Otherwise, Klingner says, Washington doesn't really need to do much that's new, but rather rely on the legal tools it already has to keep North Korea from developing and proliferating weapons.

"First of all, what we can do is resume enforcing U.S. and international law against North Korean illicit activities -- enforcing simply existing law against North Korean counterfeiting, and drug-running, as well as counterfeit pharmaceuticals," he says. "Also what we should do is begin implementation of UN Resolutions 1695 and 1718, which were passed in 2006 but were then allowed to remain dormant after North Korea simply agreed to return to the negotiating table."

UN Resolution 1695, in part, bars the shipment of missile parts to North Korea. Resolution 1718, in part, allows for the inspection of all shipments from North Korea to ensure that they contain nothing involved in weapons proliferation.

Dan Blumenthal agrees, saying that the United States and other countries concerned about Pyongyang's nuclear program used to have an effective "net" around North Korea to prevent proliferation.

Blumenthal served in the office of former Defense Secretary Donald Rumsfeld and is now affiliated with the American Enterprise Institute, another Washington think tank.
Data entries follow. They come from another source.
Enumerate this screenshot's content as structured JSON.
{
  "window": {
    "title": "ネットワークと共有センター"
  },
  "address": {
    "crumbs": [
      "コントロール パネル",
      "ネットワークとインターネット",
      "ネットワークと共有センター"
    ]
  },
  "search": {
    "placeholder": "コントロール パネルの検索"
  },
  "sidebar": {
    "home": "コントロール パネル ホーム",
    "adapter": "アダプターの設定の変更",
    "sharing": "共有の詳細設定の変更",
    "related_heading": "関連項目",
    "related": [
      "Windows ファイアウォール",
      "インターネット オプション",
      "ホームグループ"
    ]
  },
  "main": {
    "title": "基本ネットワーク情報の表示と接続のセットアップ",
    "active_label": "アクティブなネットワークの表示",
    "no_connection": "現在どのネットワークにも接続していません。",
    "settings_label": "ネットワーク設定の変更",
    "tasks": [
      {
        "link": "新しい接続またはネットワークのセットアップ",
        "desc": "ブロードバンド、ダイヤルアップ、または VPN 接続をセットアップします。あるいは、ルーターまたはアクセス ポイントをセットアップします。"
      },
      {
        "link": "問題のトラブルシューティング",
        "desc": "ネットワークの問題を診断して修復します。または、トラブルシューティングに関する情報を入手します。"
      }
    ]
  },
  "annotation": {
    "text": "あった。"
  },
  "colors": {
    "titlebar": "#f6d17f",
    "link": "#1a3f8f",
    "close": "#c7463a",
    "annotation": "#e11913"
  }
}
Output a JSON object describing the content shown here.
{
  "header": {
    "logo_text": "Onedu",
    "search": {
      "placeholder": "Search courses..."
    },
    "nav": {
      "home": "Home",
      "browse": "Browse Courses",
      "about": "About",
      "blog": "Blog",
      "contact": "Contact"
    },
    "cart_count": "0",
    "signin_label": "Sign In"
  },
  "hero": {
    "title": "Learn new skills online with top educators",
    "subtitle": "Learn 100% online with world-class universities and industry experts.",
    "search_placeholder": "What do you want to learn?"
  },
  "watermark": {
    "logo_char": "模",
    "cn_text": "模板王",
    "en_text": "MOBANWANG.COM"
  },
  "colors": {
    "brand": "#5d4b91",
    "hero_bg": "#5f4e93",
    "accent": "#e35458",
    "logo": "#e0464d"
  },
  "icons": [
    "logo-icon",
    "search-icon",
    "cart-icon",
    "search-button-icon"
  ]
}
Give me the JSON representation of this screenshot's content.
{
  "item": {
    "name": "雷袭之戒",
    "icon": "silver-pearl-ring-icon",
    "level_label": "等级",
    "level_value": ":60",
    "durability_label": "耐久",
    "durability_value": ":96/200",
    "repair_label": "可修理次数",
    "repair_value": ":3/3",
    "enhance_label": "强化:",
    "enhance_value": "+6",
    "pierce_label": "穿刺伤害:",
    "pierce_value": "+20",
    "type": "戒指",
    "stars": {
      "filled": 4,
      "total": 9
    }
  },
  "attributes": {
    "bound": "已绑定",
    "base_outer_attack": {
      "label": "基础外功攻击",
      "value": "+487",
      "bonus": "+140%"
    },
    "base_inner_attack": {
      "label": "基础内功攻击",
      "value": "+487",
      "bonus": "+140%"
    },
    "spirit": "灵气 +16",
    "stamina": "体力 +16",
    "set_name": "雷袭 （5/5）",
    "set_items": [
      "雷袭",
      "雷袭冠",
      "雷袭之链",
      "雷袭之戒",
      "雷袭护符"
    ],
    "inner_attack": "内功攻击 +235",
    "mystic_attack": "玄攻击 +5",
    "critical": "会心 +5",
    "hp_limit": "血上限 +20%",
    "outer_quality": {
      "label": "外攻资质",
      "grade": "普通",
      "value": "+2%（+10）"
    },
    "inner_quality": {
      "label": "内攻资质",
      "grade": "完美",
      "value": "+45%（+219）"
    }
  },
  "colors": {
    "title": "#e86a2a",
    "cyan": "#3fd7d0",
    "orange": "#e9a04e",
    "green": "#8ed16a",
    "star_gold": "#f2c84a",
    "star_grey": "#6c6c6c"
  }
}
Besides the two UN resolutions, Blumenthal points to the Proliferation Security Initiative, a multinational effort begun in 2003 to interdict the transfer of weapons of mass destruction. This and other, less formal, kinds of cooperation can restore a cordon around North Korea that's hard to evade, he says.

"You cooperate with other [countries'] law-enforcement agencies and intelligence agencies and diplomatic agencies to inspect suspicious movements of merchant vessels and suspect individuals who are coming through to various countries using a diplomatic pouch or other means," Blumenthal says. "But there's a sophisticated proliferation network out there, and North Korea's very much a part of it."

North Korea isn't the only important topic for Clinton's visit to Asia. Indonesia is a large and economically vibrant country that also happens to have the world's largest Muslim population. Blumenthal says Clinton's two-day visit to Jakarta will be just as important as her stops in Tokyo, Seoul and Beijing.

"It's a very good move by Secretary Clinton to go to Indonesia, not just because it's a successful Muslim democracy, but also because of its importance in the Asia-Pacific and its importance to our close ally, Australia," Blumenthal says. "Sending a signal that we're going to increase our cooperation with Indonesia is very important for all those reasons."